"When you die and get to the meeting with St. Peter, he's probably not going to ask you much about what you did about keeping government small, but he's going to ask you what you did for the poor. You'd better have a good answer."
Kasich's answer may help him with the Lord, but GOP voters in Iowa and South Carolina are another matter. Governor Rick Perry, in contrast, knows his audience.
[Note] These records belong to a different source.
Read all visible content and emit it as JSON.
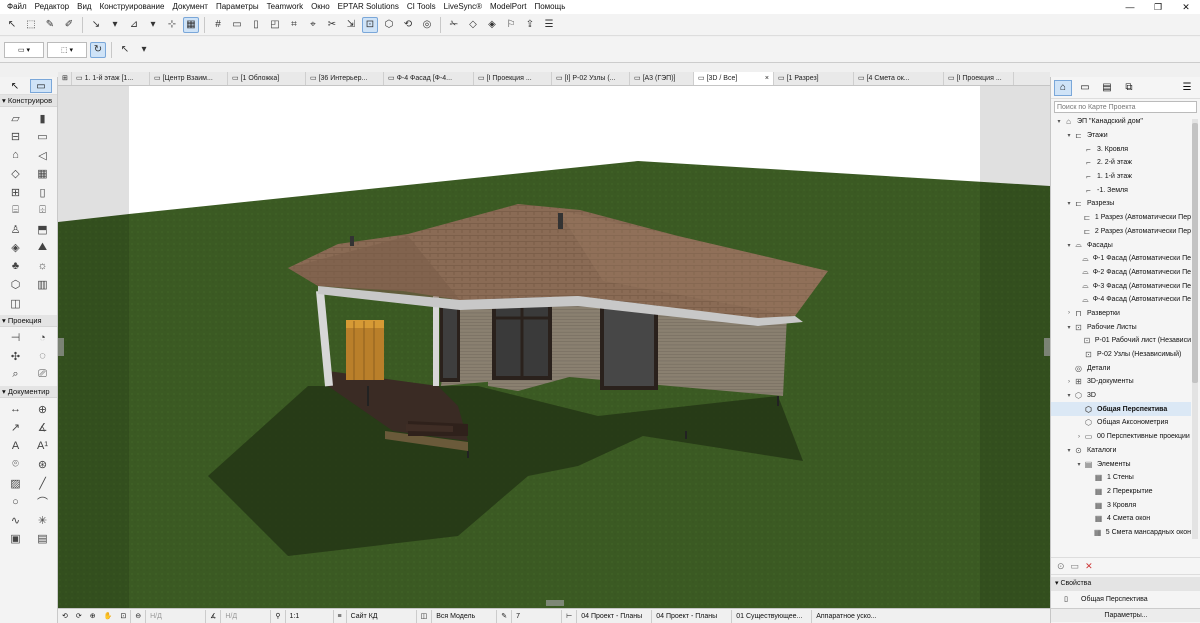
{
  "menubar": {
    "items": [
      "Файл",
      "Редактор",
      "Вид",
      "Конструирование",
      "Документ",
      "Параметры",
      "Teamwork",
      "Окно",
      "EPTAR Solutions",
      "CI Tools",
      "LiveSync®",
      "ModelPort",
      "Помощь"
    ],
    "window_controls": [
      "—",
      "❐",
      "✕"
    ]
  },
  "toolbox": {
    "sections": [
      "Конструиров",
      "Проекция",
      "Документир"
    ]
  },
  "tabs": [
    {
      "label": "1. 1-й этаж [1...",
      "icon": "floor-plan-icon"
    },
    {
      "label": "[Центр Взаим...",
      "icon": "layout-icon"
    },
    {
      "label": "[1 Обложка]",
      "icon": "layout-icon"
    },
    {
      "label": "[36 Интерьер...",
      "icon": "layout-icon"
    },
    {
      "label": "Ф-4 Фасад [Ф-4...",
      "icon": "elevation-icon"
    },
    {
      "label": "[I Проекция ...",
      "icon": "layout-icon"
    },
    {
      "label": "[I] Р-02 Узлы (...",
      "icon": "worksheet-icon"
    },
    {
      "label": "[А3 (ГЭП)]",
      "icon": "layout-icon"
    },
    {
      "label": "[3D / Все]",
      "icon": "3d-icon",
      "close": "×"
    },
    {
      "label": "[1 Разрез]",
      "icon": "section-icon"
    },
    {
      "label": "[4 Смета ок...",
      "icon": "schedule-icon"
    },
    {
      "label": "[I Проекция ...",
      "icon": "layout-icon"
    }
  ],
  "navigator": {
    "search_placeholder": "Поиск по Карте Проекта",
    "tree": [
      {
        "label": "ЭП \"Канадский дом\"",
        "indent": 0,
        "toggle": "▾",
        "icon": "house-icon"
      },
      {
        "label": "Этажи",
        "indent": 1,
        "toggle": "▾",
        "icon": "stories-icon"
      },
      {
        "label": "3. Кровля",
        "indent": 2,
        "toggle": "",
        "icon": "story-icon"
      },
      {
        "label": "2. 2-й этаж",
        "indent": 2,
        "toggle": "",
        "icon": "story-icon"
      },
      {
        "label": "1. 1-й этаж",
        "indent": 2,
        "toggle": "",
        "icon": "story-icon"
      },
      {
        "label": "-1. Земля",
        "indent": 2,
        "toggle": "",
        "icon": "story-icon"
      },
      {
        "label": "Разрезы",
        "indent": 1,
        "toggle": "▾",
        "icon": "sections-icon"
      },
      {
        "label": "1 Разрез (Автоматически Пер",
        "indent": 2,
        "toggle": "",
        "icon": "section-icon"
      },
      {
        "label": "2 Разрез (Автоматически Пер",
        "indent": 2,
        "toggle": "",
        "icon": "section-icon"
      },
      {
        "label": "Фасады",
        "indent": 1,
        "toggle": "▾",
        "icon": "elevations-icon"
      },
      {
        "label": "Ф-1 Фасад (Автоматически Пе",
        "indent": 2,
        "toggle": "",
        "icon": "elevation-icon"
      },
      {
        "label": "Ф-2 Фасад (Автоматически Пе",
        "indent": 2,
        "toggle": "",
        "icon": "elevation-icon"
      },
      {
        "label": "Ф-3 Фасад (Автоматически Пе",
        "indent": 2,
        "toggle": "",
        "icon": "elevation-icon"
      },
      {
        "label": "Ф-4 Фасад (Автоматически Пе",
        "indent": 2,
        "toggle": "",
        "icon": "elevation-icon"
      },
      {
        "label": "Развертки",
        "indent": 1,
        "toggle": "›",
        "icon": "interior-elevations-icon"
      },
      {
        "label": "Рабочие Листы",
        "indent": 1,
        "toggle": "▾",
        "icon": "worksheets-icon"
      },
      {
        "label": "Р-01 Рабочий лист (Независи",
        "indent": 2,
        "toggle": "",
        "icon": "worksheet-icon"
      },
      {
        "label": "Р-02 Узлы (Независимый)",
        "indent": 2,
        "toggle": "",
        "icon": "worksheet-icon"
      },
      {
        "label": "Детали",
        "indent": 1,
        "toggle": "",
        "icon": "details-icon"
      },
      {
        "label": "3D-документы",
        "indent": 1,
        "toggle": "›",
        "icon": "3d-documents-icon"
      },
      {
        "label": "3D",
        "indent": 1,
        "toggle": "▾",
        "icon": "3d-icon"
      },
      {
        "label": "Общая Перспектива",
        "indent": 2,
        "toggle": "",
        "icon": "perspective-icon",
        "selected": true
      },
      {
        "label": "Общая Аксонометрия",
        "indent": 2,
        "toggle": "",
        "icon": "axonometry-icon"
      },
      {
        "label": "00 Перспективные проекции",
        "indent": 2,
        "toggle": "›",
        "icon": "folder-icon"
      },
      {
        "label": "Каталоги",
        "indent": 1,
        "toggle": "▾",
        "icon": "schedules-icon"
      },
      {
        "label": "Элементы",
        "indent": 2,
        "toggle": "▾",
        "icon": "elements-icon"
      },
      {
        "label": "1 Стены",
        "indent": 3,
        "toggle": "",
        "icon": "schedule-icon"
      },
      {
        "label": "2 Перекрытие",
        "indent": 3,
        "toggle": "",
        "icon": "schedule-icon"
      },
      {
        "label": "3 Кровля",
        "indent": 3,
        "toggle": "",
        "icon": "schedule-icon"
      },
      {
        "label": "4 Смета окон",
        "indent": 3,
        "toggle": "",
        "icon": "schedule-icon"
      },
      {
        "label": "5 Смета мансардных окон",
        "indent": 3,
        "toggle": "",
        "icon": "schedule-icon"
      }
    ],
    "properties_title": "Свойства",
    "properties_view": "Общая Перспектива",
    "parameters_button": "Параметры..."
  },
  "navbar": {
    "undo": "Н/Д",
    "zoom": "Н/Д",
    "scale": "1:1",
    "layer_combo": "Сайт КД",
    "model_view": "Вся Модель",
    "pen_set": "7",
    "dim1": "04 Проект - Планы",
    "dim2": "04 Проект - Планы",
    "renovation": "01 Существующее...",
    "engine": "Аппаратное уско..."
  }
}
During another September 2011 Republican debate, NBC moderator Brian Williams asked Perry about the record-setting 234 executions during his tenure as Texas Governor and whether "you struggled to sleep at night with the idea that any one of those might have been innocent?" David Edwards recalled the scene:
The conservative audience broke into cheers and applause...
"No, sir, I've never struggled with that at all," Perry flatly stated. "In the state of Texas, if you come into our state and you kill one of our children, you kill a police officer, you're involved with another crime and you kill one of our citizens, you will face the ultimate justice in the state of Texas, and that is you will be executed."
The audience again cheered at Perry's mention of "the ultimate justice."
Just imagine the cheers when candidate Perry touts his new Lone Star death toll and declares, "Texas will not be held hostage to the Obama administration's attempt to force us into this fool's errand."